SOURCE RECORDS
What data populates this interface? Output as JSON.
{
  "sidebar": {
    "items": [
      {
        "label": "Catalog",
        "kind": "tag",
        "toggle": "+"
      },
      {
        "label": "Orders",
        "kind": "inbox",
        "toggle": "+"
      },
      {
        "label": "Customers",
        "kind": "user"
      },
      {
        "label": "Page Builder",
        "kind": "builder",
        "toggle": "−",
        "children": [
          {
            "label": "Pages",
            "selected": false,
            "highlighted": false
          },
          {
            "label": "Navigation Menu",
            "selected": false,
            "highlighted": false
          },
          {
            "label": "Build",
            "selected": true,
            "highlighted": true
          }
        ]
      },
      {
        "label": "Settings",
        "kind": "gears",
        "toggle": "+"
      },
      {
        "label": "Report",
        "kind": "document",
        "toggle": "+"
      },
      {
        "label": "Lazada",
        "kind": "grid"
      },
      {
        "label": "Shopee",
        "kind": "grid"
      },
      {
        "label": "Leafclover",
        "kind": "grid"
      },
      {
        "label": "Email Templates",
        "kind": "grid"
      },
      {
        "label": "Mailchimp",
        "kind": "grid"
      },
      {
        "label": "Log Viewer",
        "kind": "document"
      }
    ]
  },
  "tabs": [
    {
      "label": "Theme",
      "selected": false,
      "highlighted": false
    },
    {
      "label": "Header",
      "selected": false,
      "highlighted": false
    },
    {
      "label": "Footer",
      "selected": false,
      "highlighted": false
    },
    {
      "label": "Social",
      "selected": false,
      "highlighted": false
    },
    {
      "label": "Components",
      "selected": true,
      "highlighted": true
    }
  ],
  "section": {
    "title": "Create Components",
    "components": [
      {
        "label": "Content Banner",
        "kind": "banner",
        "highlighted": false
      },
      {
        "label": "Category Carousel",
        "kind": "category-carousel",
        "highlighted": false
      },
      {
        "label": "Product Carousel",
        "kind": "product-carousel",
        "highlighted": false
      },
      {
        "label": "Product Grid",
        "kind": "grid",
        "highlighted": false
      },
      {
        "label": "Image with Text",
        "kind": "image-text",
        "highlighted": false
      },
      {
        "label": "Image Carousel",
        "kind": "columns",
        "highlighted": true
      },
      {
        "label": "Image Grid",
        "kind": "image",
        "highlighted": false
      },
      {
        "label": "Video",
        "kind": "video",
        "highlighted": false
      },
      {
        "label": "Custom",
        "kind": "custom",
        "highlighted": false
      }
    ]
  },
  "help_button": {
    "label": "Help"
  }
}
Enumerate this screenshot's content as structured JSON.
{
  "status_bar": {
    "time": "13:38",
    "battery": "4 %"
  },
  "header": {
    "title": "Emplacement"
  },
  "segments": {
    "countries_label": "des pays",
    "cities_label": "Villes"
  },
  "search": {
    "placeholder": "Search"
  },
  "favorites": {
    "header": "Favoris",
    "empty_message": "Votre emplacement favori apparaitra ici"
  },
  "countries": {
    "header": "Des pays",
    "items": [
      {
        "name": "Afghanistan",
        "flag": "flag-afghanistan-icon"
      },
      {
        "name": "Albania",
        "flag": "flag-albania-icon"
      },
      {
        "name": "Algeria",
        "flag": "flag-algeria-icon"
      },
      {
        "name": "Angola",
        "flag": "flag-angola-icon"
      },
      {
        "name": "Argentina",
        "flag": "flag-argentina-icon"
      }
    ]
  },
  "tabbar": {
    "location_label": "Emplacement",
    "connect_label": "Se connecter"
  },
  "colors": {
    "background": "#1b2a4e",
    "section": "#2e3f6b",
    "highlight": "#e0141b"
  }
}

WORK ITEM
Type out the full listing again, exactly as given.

ANSWER SECTION
What data populates this interface? Output as JSON.
{
  "sidebar": {
    "items": [
      {
        "label": "Catalog",
        "kind": "tag",
        "toggle": "+"
      },
      {
        "label": "Orders",
        "kind": "inbox",
        "toggle": "+"
      },
      {
        "label": "Customers",
        "kind": "user"
      },
      {
        "label": "Page Builder",
        "kind": "builder",
        "toggle": "−",
        "children": [
          {
            "label": "Pages",
            "selected": false,
            "highlighted": false
          },
          {
            "label": "Navigation Menu",
            "selected": false,
            "highlighted": false
          },
          {
            "label": "Build",
            "selected": true,
            "highlighted": true
          }
        ]
      },
      {
        "label": "Settings",
        "kind": "gears",
        "toggle": "+"
      },
      {
        "label": "Report",
        "kind": "document",
        "toggle": "+"
      },
      {
        "label": "Lazada",
        "kind": "grid"
      },
      {
        "label": "Shopee",
        "kind": "grid"
      },
      {
        "label": "Leafclover",
        "kind": "grid"
      },
      {
        "label": "Email Templates",
        "kind": "grid"
      },
      {
        "label": "Mailchimp",
        "kind": "grid"
      },
      {
        "label": "Log Viewer",
        "kind": "document"
      }
    ]
  },
  "tabs": [
    {
      "label": "Theme",
      "selected": false,
      "highlighted": false
    },
    {
      "label": "Header",
      "selected": false,
      "highlighted": false
    },
    {
      "label": "Footer",
      "selected": false,
      "highlighted": false
    },
    {
      "label": "Social",
      "selected": false,
      "highlighted": false
    },
    {
      "label": "Components",
      "selected": true,
      "highlighted": true
    }
  ],
  "section": {
    "title": "Create Components",
    "components": [
      {
        "label": "Content Banner",
        "kind": "banner",
        "highlighted": false
      },
      {
        "label": "Category Carousel",
        "kind": "category-carousel",
        "highlighted": false
      },
      {
        "label": "Product Carousel",
        "kind": "product-carousel",
        "highlighted": false
      },
      {
        "label": "Product Grid",
        "kind": "grid",
        "highlighted": false
      },
      {
        "label": "Image with Text",
        "kind": "image-text",
        "highlighted": false
      },
      {
        "label": "Image Carousel",
        "kind": "columns",
        "highlighted": true
      },
      {
        "label": "Image Grid",
        "kind": "image",
        "highlighted": false
      },
      {
        "label": "Video",
        "kind": "video",
        "highlighted": false
      },
      {
        "label": "Custom",
        "kind": "custom",
        "highlighted": false
      }
    ]
  },
  "help_button": {
    "label": "Help"
  }
}
Enumerate this screenshot's content as structured JSON.
{
  "status_bar": {
    "time": "13:38",
    "battery": "4 %"
  },
  "header": {
    "title": "Emplacement"
  },
  "segments": {
    "countries_label": "des pays",
    "cities_label": "Villes"
  },
  "search": {
    "placeholder": "Search"
  },
  "favorites": {
    "header": "Favoris",
    "empty_message": "Votre emplacement favori apparaitra ici"
  },
  "countries": {
    "header": "Des pays",
    "items": [
      {
        "name": "Afghanistan",
        "flag": "flag-afghanistan-icon"
      },
      {
        "name": "Albania",
        "flag": "flag-albania-icon"
      },
      {
        "name": "Algeria",
        "flag": "flag-algeria-icon"
      },
      {
        "name": "Angola",
        "flag": "flag-angola-icon"
      },
      {
        "name": "Argentina",
        "flag": "flag-argentina-icon"
      }
    ]
  },
  "tabbar": {
    "location_label": "Emplacement",
    "connect_label": "Se connecter"
  },
  "colors": {
    "background": "#1b2a4e",
    "section": "#2e3f6b",
    "highlight": "#e0141b"
  }
}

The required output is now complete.